By Mate Subašić (University of Liverpool)

Mate Subašić’s research focuses on issues related to ethnicity and national identity, particularly as they relate to transnational communities. He focuses on states located in Eastern and Southeastern Europe and the way in which their policies in this regard are expressed in the European Parliament.

In this working paper, Mate looks at the case of Croatia and its kin-state policies aimed at the Croatian community in Bosnia-Herzegovina, as the latter seeks to join the European Union. By studying official documents, interviews with government officials and the work of members of the European Parliament, he creates a three-stage history of Croatia’s campaign to influence European policies on ethnic minority rights. Through his analysis, Mate demonstrates that the European legal framework does not take into account the concept of kin-state, allowing Croatia to expand its policies in this area.

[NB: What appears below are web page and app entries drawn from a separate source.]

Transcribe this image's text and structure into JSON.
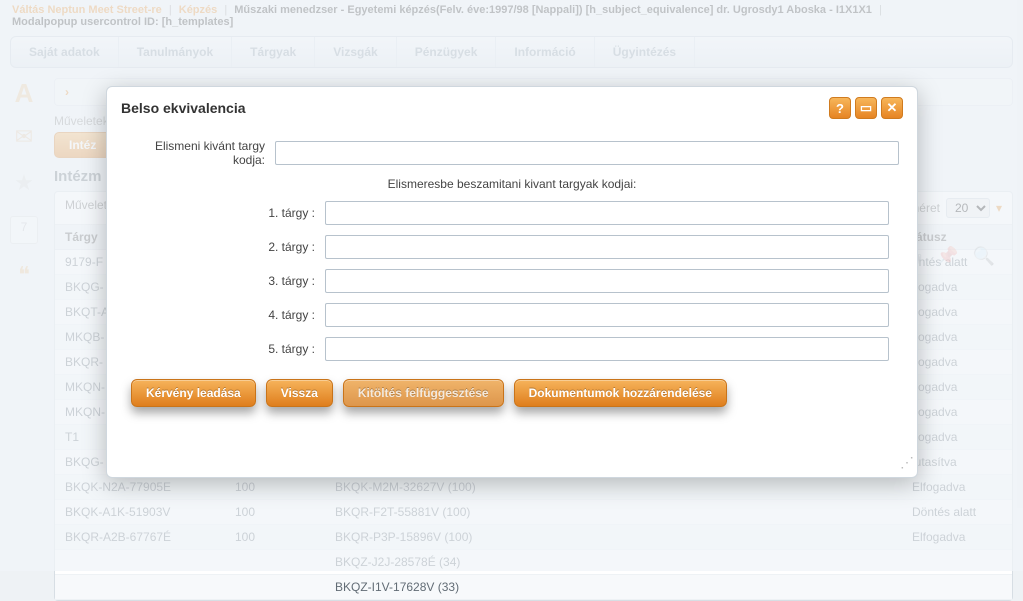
{
  "topbar": {
    "link1": "Váltás Neptun Meet Street-re",
    "link2": "Képzés",
    "training_desc": "Műszaki menedzser - Egyetemi képzés(Felv. éve:1997/98 [Nappali]) [h_subject_equivalence] dr. Ugrosdy1 Aboska - I1X1X1",
    "line2": "Modalpopup usercontrol ID: [h_templates]"
  },
  "menu": {
    "items": [
      "Saját adatok",
      "Tanulmányok",
      "Tárgyak",
      "Vizsgák",
      "Pénzügyek",
      "Információ",
      "Ügyintézés"
    ]
  },
  "crumb": {
    "chevron": "›"
  },
  "labels": {
    "muveletek": "Műveletek",
    "intezmenyi_btn": "Intéz",
    "section_title": "Intézm",
    "page_size_label": "lméret",
    "page_size_value": "20"
  },
  "grid": {
    "cols": [
      "Tárgy",
      "",
      "",
      "tátusz"
    ],
    "rows": [
      {
        "c1": "9179-F",
        "c2": "",
        "c3": "",
        "c4": "öntés alatt"
      },
      {
        "c1": "BKQG-",
        "c2": "",
        "c3": "",
        "c4": "lfogadva"
      },
      {
        "c1": "BKQT-A",
        "c2": "",
        "c3": "",
        "c4": "lfogadva"
      },
      {
        "c1": "MKQB-",
        "c2": "",
        "c3": "",
        "c4": "lfogadva"
      },
      {
        "c1": "BKQR-",
        "c2": "",
        "c3": "",
        "c4": "lfogadva"
      },
      {
        "c1": "MKQN-",
        "c2": "",
        "c3": "",
        "c4": "lfogadva"
      },
      {
        "c1": "MKQN-",
        "c2": "",
        "c3": "",
        "c4": "lfogadva"
      },
      {
        "c1": "T1",
        "c2": "",
        "c3": "",
        "c4": "lfogadva"
      },
      {
        "c1": "BKQG-",
        "c2": "",
        "c3": "",
        "c4": "lutasítva"
      },
      {
        "c1": "BKQK-N2A-77905E",
        "c2": "100",
        "c3": "BKQK-M2M-32627V (100)",
        "c4": "Elfogadva"
      },
      {
        "c1": "BKQK-A1K-51903V",
        "c2": "100",
        "c3": "BKQR-F2T-55881V (100)",
        "c4": "Döntés alatt"
      },
      {
        "c1": "BKQR-A2B-67767É",
        "c2": "100",
        "c3": "BKQR-P3P-15896V (100)",
        "c4": "Elfogadva"
      },
      {
        "c1": "",
        "c2": "",
        "c3": "BKQZ-J2J-28578É (34)",
        "c4": ""
      },
      {
        "c1": "",
        "c2": "",
        "c3": "BKQZ-I1V-17628V (33)",
        "c4": ""
      }
    ]
  },
  "modal": {
    "title": "Belso ekvivalencia",
    "help": "?",
    "max": "▭",
    "close": "✕",
    "field_main_label": "Elismeni kivánt targy kodja:",
    "sub_title": "Elismeresbe beszamitani kivant targyak kodjai:",
    "t_labels": [
      "1. tárgy :",
      "2. tárgy :",
      "3. tárgy :",
      "4. tárgy :",
      "5. tárgy :"
    ],
    "buttons": {
      "submit": "Kérvény leadása",
      "back": "Vissza",
      "suspend": "Kitöltés felfüggesztése",
      "docs": "Dokumentumok hozzárendelése"
    }
  }
}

Download available here.


Les vecteurs ‘invisibles’ de l’européanisation : le cas des usages techniques de l’Union européenne dans les politiques d’e-santé en France, en Autriche et en Irlande

By Chloé Bérut (Laboratoire Printemps, Université de Versailles-Saint-Quentin-en-Yvelines )

Chloé Bérut studies the influence of the European Union on national health policies, and more specifically on electronic health (“e-health”) policies. Her research deals with topics relating to European integration as well as the influence of “soft law” on member states.

In this working paper, Chloé demonstrates how the use of European standards by experts in the development of national e-health policies contributes to the integration of their respective countries. Her analysis looks at practices in France, Ireland and Austria, three members of the European Union that diverge in the resources at their disposal and the interest of the actors in using European-made instruments. Chloé’s approach reveals an important mechanism of integration; although it seems to be limited to a very specific technical field, it nevertheless has fundamental consequences on the design of national policies in the countries in question.

Download available here (document in French).